Tamara was visibly sad, but stood straight and wasn't weeping. Josephine had her left arm around her daughter's shoulders, and her expression was somehow off-putting. Mr. Holebrook had noticed this after developing the photograph, and purely from curiosity asked her what she was thinking about that afternoon. "My mother used to tell me about having to see her brothers go off to war. In Poland that was widely considered to be a death sentence. Three of her brothers went right away, but the other three went individually, once they had 'made right with God'. She told me that by the fifth brother, she had learned to almost lock herself off. She would put her arm around her baby sister and stay motionless until the train couldn't be heard anymore. I was thinking about that the day we saw Evan off. I realized what my mother meant, and then it was like all common feelings, feelings and reactions I'd had and used all my life, just fell out. And I was trying to think of what new feeling was forcing itself upon me then. It was the same train station, did you know that? Same platform and everything. Well, maybe not the same train, I guess they must've changed that out, for environmental reasons. Anyway, I was just trying to figure out what it was I was feeling, and then he was gone. Tamara said the train had been out of sight for almost two minutes, and that people were staring."

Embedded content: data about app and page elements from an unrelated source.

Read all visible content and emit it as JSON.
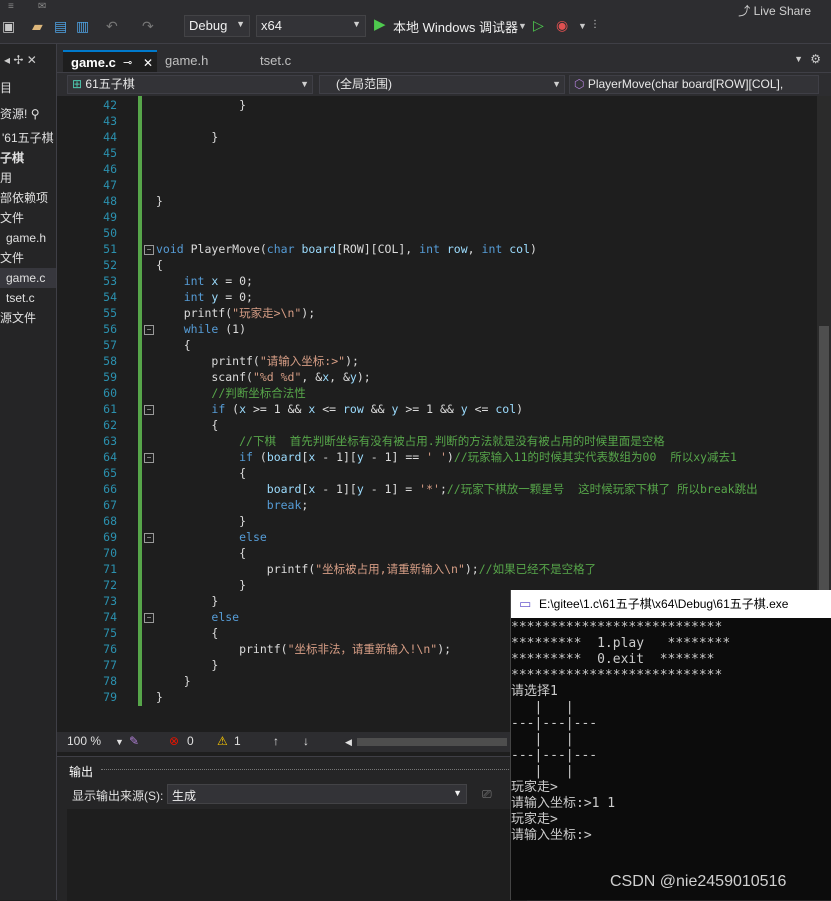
{
  "toolbar": {
    "config": "Debug",
    "platform": "x64",
    "run_label": "本地 Windows 调试器",
    "live_share": "Live Share"
  },
  "sidebar": {
    "items": [
      {
        "label": "目"
      },
      {
        "label": "资源!"
      },
      {
        "label": "'61五子棋"
      },
      {
        "label": "子棋"
      },
      {
        "label": "用"
      },
      {
        "label": "部依赖项"
      },
      {
        "label": "文件"
      },
      {
        "label": "game.h"
      },
      {
        "label": "文件"
      },
      {
        "label": "game.c"
      },
      {
        "label": "tset.c"
      },
      {
        "label": "源文件"
      }
    ]
  },
  "tabs": [
    {
      "label": "game.c"
    },
    {
      "label": "game.h"
    },
    {
      "label": "tset.c"
    }
  ],
  "nav": {
    "project": "61五子棋",
    "scope": "(全局范围)",
    "member": "PlayerMove(char board[ROW][COL],"
  },
  "editor": {
    "lines": [
      {
        "n": "42",
        "html": "            }"
      },
      {
        "n": "43",
        "html": ""
      },
      {
        "n": "44",
        "html": "        }"
      },
      {
        "n": "45",
        "html": ""
      },
      {
        "n": "46",
        "html": ""
      },
      {
        "n": "47",
        "html": ""
      },
      {
        "n": "48",
        "html": "}"
      },
      {
        "n": "49",
        "html": ""
      },
      {
        "n": "50",
        "html": ""
      },
      {
        "n": "51",
        "html": "void PlayerMove(char board[ROW][COL], int row, int col)"
      },
      {
        "n": "52",
        "html": "{"
      },
      {
        "n": "53",
        "html": "    int x = 0;"
      },
      {
        "n": "54",
        "html": "    int y = 0;"
      },
      {
        "n": "55",
        "html": "    printf(\"玩家走>\\n\");"
      },
      {
        "n": "56",
        "html": "    while (1)"
      },
      {
        "n": "57",
        "html": "    {"
      },
      {
        "n": "58",
        "html": "        printf(\"请输入坐标:>\");"
      },
      {
        "n": "59",
        "html": "        scanf(\"%d %d\", &x, &y);"
      },
      {
        "n": "60",
        "html": "        //判断坐标合法性"
      },
      {
        "n": "61",
        "html": "        if (x >= 1 && x <= row && y >= 1 && y <= col)"
      },
      {
        "n": "62",
        "html": "        {"
      },
      {
        "n": "63",
        "html": "            //下棋  首先判断坐标有没有被占用.判断的方法就是没有被占用的时候里面是空格"
      },
      {
        "n": "64",
        "html": "            if (board[x - 1][y - 1] == ' ')//玩家输入11的时候其实代表数组为00  所以xy减去1"
      },
      {
        "n": "65",
        "html": "            {"
      },
      {
        "n": "66",
        "html": "                board[x - 1][y - 1] = '*';//玩家下棋放一颗星号  这时候玩家下棋了 所以break跳出"
      },
      {
        "n": "67",
        "html": "                break;"
      },
      {
        "n": "68",
        "html": "            }"
      },
      {
        "n": "69",
        "html": "            else"
      },
      {
        "n": "70",
        "html": "            {"
      },
      {
        "n": "71",
        "html": "                printf(\"坐标被占用,请重新输入\\n\");//如果已经不是空格了"
      },
      {
        "n": "72",
        "html": "            }"
      },
      {
        "n": "73",
        "html": "        }"
      },
      {
        "n": "74",
        "html": "        else"
      },
      {
        "n": "75",
        "html": "        {"
      },
      {
        "n": "76",
        "html": "            printf(\"坐标非法，请重新输入!\\n\");"
      },
      {
        "n": "77",
        "html": "        }"
      },
      {
        "n": "78",
        "html": "    }"
      },
      {
        "n": "79",
        "html": "}"
      }
    ]
  },
  "status": {
    "zoom": "100 %",
    "errors": "0",
    "warnings": "1"
  },
  "output": {
    "title": "输出",
    "source_label": "显示输出来源(S):",
    "source_value": "生成"
  },
  "console": {
    "title": "E:\\gitee\\1.c\\61五子棋\\x64\\Debug\\61五子棋.exe",
    "lines": [
      "***************************",
      "*********  1.play   ********",
      "*********  0.exit  *******",
      "***************************",
      "请选择1",
      "   |   |   ",
      "---|---|---",
      "   |   |   ",
      "---|---|---",
      "   |   |   ",
      "玩家走>",
      "请输入坐标:>1 1",
      "玩家走>",
      "请输入坐标:>"
    ]
  },
  "watermark": "CSDN @nie2459010516",
  "colors": {
    "accent": "#007acc",
    "keyword": "#569cd6",
    "comment": "#57a64a",
    "string": "#d69d85",
    "line_number": "#2b91af"
  }
}
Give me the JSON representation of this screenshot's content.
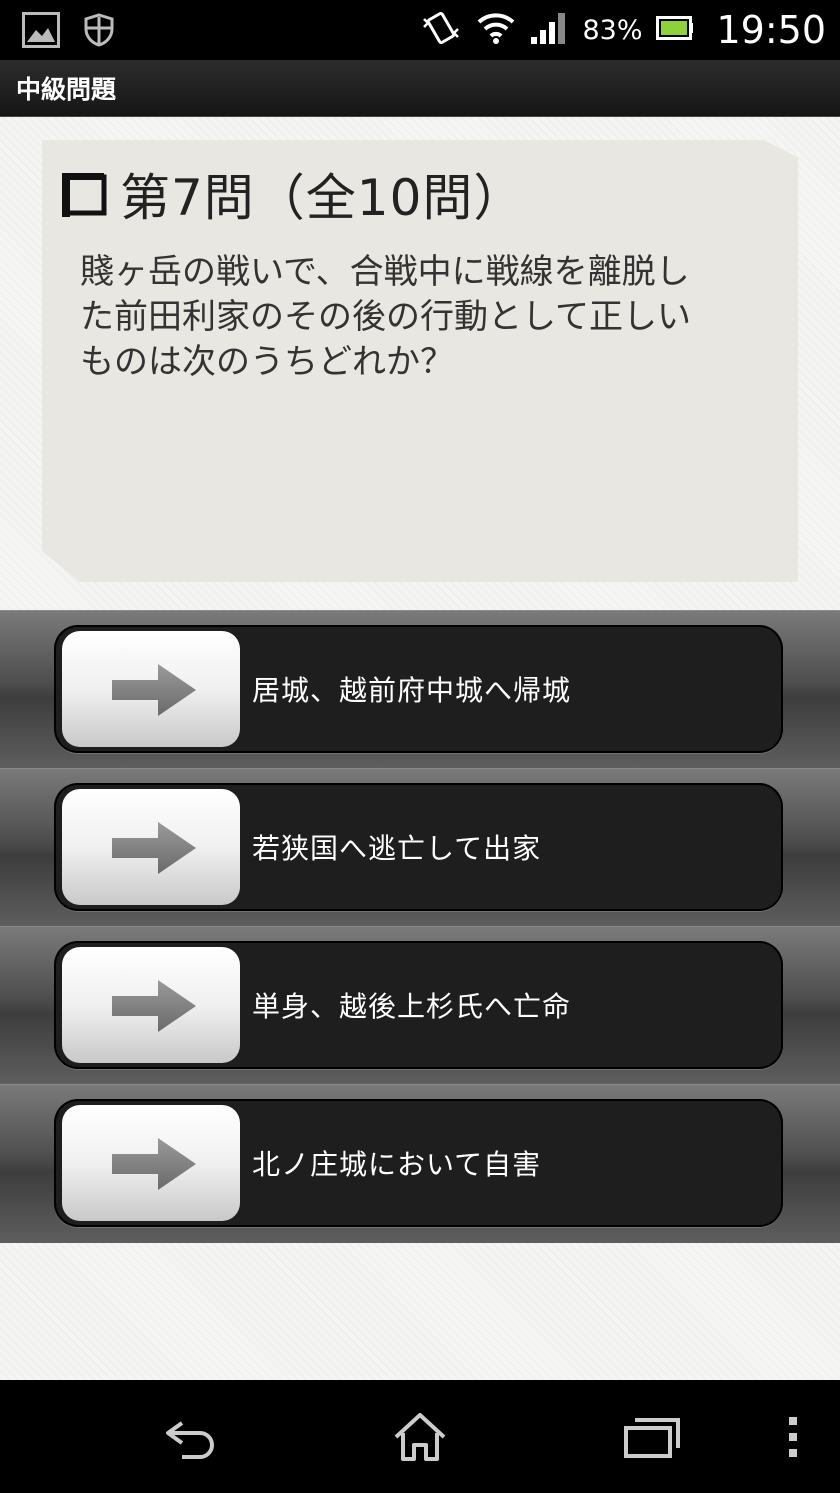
{
  "status_bar": {
    "battery_percent": "83%",
    "clock": "19:50",
    "icons": [
      "gallery-notification-icon",
      "shield-notification-icon",
      "vibrate-icon",
      "wifi-icon",
      "signal-icon",
      "battery-icon"
    ]
  },
  "action_bar": {
    "title": "中級問題"
  },
  "question": {
    "heading": "第7問（全10問）",
    "text_lines": [
      "賤ヶ岳の戦いで、合戦中に戦線を離脱し",
      "た前田利家のその後の行動として正しい",
      "ものは次のうちどれか？"
    ]
  },
  "answers": [
    {
      "label": "居城、越前府中城へ帰城"
    },
    {
      "label": "若狭国へ逃亡して出家"
    },
    {
      "label": "単身、越後上杉氏へ亡命"
    },
    {
      "label": "北ノ庄城において自害"
    }
  ],
  "nav_bar": {
    "icons": [
      "back-icon",
      "home-icon",
      "recent-apps-icon",
      "menu-icon"
    ]
  },
  "colors": {
    "answer_button_bg": "#1e1e1e",
    "card_bg": "#e9e7e1",
    "bar_bg": "#000000"
  }
}
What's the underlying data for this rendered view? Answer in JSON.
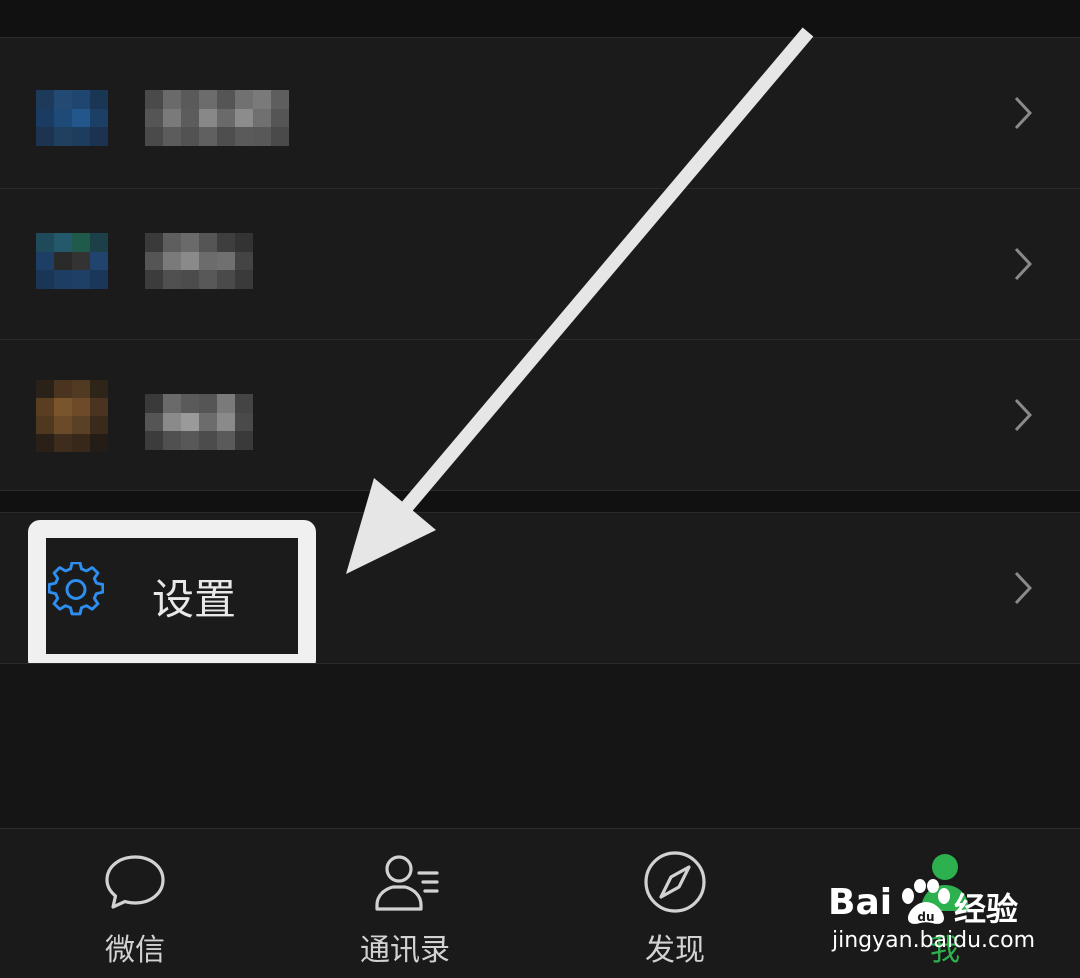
{
  "settings": {
    "label": "设置",
    "icon": "gear-icon",
    "icon_color": "#2e8ef0"
  },
  "rows": [
    {
      "avatar": "blurred-avatar",
      "name": ""
    },
    {
      "avatar": "blurred-avatar",
      "name": ""
    },
    {
      "avatar": "blurred-avatar",
      "name": ""
    }
  ],
  "tabbar": {
    "tabs": [
      {
        "label": "微信",
        "icon": "chat-bubble-icon"
      },
      {
        "label": "通讯录",
        "icon": "contacts-icon"
      },
      {
        "label": "发现",
        "icon": "compass-icon"
      },
      {
        "label": "我",
        "icon": "person-icon",
        "active": true
      }
    ],
    "active_color": "#2db14f"
  },
  "watermark": {
    "brand": "Bai",
    "brand_suffix": "经验",
    "url": "jingyan.baidu.com"
  },
  "colors": {
    "background": "#111111",
    "row": "#1b1b1b",
    "highlight_box": "#f0f0f0",
    "arrow": "#e6e6e6"
  }
}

Mr. Holebrook couldn't remember the first two minutes after the picture. He'd been busy fiddling with dials on his camera, checking light and exposure rates. He asked Mrs. Reed if she'd figured out what the feeling was on the platform. "Nope," she said, "but I can still feel it a little. Every now and then I stop and try to think about it. But mostly I keep busy."
"It's her soul," Maria said, through God-given olive lips. I hadn't noticed someone beside me. She was still reading the block of text.
"Is that what makes this picture so....disquieting?"
She straightened herself, and I promised myself something viciously alcoholic if I didn't make an ass of myself right there, for only her to see. She looked back at the photograph, at Josephine and Tamara.
"Yes. Her soul doesn't know what to do when another is departing - one it new so privately. It's trying to turn away, and she's trying to figure that out, but gets lost in trying because she doesn't see how a soul, particularly one's own, could will something without the person also willing it."
"Can the soul do that?"
"Look at the picture."
"That's a bit of a circular argument."
"Yes, well. Look at yourself then."
I looked her in the eyes.
My Captain My Captain.
Maria Fallon walked out of the room, then out of the museum and into the light and heat of Sol, ages and ages old.